Hereford Times: NatMultiple Group Two winner Sing for Someone, known at home at Thomas Symonds Racing as Bing

VW: Many of our well-known horses. All our training facilities including the equine swimming pool, our schooling grounds and the fantastic gallops.

MS: At 12.30pm we’ll have a parade of horse at 1pm and a chat with visitors. At 2.30pm there is an Injured Jockeys Fund charity cricket match at Eastnor Cricket Club which is 100yds away and always proves to be good entertainment.

What do you enjoy about going racing in Herefordshire?

TS: Not having to spend all day in a car!

VW: The great enthusiasm and support of the community

MS: Any day at the races is a day well spent. When a horse runs well at a local track the real racing followers always give you a good clap.

Outside racing, what do you enjoy doing?

TS: Music, running and good food.

VW: Skiing – snow and water.

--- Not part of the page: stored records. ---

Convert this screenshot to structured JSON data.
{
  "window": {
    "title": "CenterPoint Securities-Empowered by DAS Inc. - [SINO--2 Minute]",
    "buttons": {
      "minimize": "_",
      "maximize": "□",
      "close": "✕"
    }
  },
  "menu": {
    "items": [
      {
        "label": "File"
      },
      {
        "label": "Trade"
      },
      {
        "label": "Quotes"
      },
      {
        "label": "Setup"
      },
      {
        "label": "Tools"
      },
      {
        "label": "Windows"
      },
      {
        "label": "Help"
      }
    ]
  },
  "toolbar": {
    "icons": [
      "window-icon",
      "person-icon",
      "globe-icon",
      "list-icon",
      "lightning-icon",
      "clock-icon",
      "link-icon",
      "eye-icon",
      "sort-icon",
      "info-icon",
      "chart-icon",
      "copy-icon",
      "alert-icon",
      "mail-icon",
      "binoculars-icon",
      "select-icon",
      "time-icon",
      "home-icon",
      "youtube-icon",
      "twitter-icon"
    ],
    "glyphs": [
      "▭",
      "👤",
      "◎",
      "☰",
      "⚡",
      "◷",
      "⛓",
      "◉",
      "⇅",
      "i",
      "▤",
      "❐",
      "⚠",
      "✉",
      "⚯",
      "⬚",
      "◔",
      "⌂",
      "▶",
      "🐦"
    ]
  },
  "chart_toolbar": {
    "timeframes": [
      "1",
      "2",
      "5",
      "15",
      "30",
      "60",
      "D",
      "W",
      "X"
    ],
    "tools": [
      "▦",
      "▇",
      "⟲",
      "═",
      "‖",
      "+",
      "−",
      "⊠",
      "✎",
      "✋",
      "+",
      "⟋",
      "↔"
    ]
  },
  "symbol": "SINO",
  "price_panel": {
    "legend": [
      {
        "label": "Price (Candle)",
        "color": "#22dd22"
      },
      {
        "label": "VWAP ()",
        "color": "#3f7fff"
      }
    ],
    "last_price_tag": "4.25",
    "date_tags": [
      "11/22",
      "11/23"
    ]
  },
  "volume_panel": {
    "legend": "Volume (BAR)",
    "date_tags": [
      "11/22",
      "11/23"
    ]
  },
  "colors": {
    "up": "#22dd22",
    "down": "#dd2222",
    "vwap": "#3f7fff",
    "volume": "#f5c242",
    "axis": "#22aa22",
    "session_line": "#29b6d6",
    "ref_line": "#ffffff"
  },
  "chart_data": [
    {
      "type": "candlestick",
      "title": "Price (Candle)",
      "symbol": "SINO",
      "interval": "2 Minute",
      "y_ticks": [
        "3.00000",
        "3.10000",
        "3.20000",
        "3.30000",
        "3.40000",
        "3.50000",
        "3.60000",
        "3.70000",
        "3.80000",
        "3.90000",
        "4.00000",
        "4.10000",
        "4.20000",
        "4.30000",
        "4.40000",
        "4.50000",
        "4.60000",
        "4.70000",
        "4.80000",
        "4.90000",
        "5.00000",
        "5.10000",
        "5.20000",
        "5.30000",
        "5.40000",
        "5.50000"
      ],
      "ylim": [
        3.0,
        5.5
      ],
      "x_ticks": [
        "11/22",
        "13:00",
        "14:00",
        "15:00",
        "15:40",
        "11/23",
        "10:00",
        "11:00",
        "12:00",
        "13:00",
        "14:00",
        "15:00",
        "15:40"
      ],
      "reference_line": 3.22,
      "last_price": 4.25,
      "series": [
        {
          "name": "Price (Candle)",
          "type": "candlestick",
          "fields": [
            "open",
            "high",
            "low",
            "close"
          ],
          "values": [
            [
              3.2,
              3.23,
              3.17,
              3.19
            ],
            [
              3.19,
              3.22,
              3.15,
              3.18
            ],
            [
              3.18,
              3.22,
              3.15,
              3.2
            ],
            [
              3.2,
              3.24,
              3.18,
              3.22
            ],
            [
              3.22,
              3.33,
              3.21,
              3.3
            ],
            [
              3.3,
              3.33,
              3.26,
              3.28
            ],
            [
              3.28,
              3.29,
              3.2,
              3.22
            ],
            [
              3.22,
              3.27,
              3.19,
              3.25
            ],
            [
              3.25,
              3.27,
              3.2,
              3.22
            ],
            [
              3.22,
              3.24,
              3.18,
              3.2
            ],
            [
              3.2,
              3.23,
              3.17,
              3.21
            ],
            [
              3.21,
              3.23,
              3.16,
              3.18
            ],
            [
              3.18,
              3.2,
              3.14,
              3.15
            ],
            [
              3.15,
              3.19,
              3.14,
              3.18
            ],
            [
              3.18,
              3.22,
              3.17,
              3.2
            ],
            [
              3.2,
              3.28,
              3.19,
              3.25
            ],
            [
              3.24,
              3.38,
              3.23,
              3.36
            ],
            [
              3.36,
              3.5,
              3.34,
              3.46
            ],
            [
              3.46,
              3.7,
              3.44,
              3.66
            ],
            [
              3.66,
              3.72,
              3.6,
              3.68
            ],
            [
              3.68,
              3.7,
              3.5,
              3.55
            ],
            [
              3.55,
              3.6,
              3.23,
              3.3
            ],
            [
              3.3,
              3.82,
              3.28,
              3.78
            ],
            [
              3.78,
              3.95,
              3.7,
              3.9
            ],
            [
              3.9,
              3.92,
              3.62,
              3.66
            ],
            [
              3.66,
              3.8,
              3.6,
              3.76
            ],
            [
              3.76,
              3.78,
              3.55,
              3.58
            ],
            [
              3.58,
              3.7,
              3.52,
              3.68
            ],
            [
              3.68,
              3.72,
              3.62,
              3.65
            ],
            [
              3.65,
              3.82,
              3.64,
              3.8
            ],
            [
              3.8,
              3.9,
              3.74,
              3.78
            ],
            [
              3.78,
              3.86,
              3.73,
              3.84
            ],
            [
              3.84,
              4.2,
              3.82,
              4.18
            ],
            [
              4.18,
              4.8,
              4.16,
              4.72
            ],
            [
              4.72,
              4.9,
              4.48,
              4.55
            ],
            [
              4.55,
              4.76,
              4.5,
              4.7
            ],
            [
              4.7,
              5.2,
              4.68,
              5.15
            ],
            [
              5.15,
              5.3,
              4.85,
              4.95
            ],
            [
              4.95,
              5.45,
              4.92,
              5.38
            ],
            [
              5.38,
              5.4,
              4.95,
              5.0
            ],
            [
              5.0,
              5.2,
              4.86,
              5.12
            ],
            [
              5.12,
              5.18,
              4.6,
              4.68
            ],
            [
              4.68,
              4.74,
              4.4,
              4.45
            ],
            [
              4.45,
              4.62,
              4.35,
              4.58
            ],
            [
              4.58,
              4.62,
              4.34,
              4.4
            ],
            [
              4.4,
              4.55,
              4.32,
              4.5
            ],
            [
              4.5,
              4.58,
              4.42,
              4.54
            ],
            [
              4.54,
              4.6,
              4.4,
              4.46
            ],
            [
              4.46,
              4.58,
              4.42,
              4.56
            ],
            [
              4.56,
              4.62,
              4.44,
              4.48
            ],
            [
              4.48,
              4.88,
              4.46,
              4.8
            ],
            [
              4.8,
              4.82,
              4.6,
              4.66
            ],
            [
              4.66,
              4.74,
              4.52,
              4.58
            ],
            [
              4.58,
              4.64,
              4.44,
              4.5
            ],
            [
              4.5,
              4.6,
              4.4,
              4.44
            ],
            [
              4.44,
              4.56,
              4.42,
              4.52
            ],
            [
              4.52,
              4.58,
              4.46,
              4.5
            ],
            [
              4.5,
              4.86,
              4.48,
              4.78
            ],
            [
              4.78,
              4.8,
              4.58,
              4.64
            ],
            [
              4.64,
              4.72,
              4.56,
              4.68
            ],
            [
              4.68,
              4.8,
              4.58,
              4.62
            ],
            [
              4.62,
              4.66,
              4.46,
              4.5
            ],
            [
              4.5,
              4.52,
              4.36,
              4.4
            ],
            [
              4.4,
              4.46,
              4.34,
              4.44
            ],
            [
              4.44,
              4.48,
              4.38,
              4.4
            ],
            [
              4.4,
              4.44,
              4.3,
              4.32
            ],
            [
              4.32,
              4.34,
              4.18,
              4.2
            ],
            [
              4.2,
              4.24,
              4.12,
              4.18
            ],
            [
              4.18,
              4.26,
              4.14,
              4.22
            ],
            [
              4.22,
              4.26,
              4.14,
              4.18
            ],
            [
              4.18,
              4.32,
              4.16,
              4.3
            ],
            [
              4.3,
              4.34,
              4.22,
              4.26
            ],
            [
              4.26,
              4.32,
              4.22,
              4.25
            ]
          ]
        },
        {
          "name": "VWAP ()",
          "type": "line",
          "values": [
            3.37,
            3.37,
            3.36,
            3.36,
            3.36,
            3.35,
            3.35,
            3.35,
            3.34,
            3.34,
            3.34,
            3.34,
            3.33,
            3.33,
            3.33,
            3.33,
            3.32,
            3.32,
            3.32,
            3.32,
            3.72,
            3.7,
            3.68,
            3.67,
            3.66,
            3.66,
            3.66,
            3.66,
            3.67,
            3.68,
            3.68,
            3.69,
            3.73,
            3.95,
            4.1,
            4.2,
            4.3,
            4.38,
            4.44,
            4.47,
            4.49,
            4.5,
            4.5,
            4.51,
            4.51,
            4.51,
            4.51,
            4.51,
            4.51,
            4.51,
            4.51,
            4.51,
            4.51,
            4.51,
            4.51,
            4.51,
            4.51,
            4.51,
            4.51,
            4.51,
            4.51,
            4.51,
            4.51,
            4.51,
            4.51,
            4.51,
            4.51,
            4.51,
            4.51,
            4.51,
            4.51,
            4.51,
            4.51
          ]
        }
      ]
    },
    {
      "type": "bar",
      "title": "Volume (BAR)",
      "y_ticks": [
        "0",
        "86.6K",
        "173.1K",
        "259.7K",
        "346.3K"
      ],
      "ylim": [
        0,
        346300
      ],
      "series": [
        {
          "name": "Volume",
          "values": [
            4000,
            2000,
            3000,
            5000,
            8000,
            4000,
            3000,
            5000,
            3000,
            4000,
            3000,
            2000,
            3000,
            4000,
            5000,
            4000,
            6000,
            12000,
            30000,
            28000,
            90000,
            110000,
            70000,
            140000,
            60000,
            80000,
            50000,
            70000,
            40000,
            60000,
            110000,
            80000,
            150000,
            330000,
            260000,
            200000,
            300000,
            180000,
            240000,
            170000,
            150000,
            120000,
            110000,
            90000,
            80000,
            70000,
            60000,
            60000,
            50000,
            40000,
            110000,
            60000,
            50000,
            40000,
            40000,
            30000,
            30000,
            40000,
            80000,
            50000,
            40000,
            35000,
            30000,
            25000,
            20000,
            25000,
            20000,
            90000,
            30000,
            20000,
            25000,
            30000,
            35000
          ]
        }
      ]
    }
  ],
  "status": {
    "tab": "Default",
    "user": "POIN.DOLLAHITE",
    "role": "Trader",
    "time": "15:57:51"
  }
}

MS: A horseracing nut like myself sadly has little time for much else although I am currently writing my memoirs!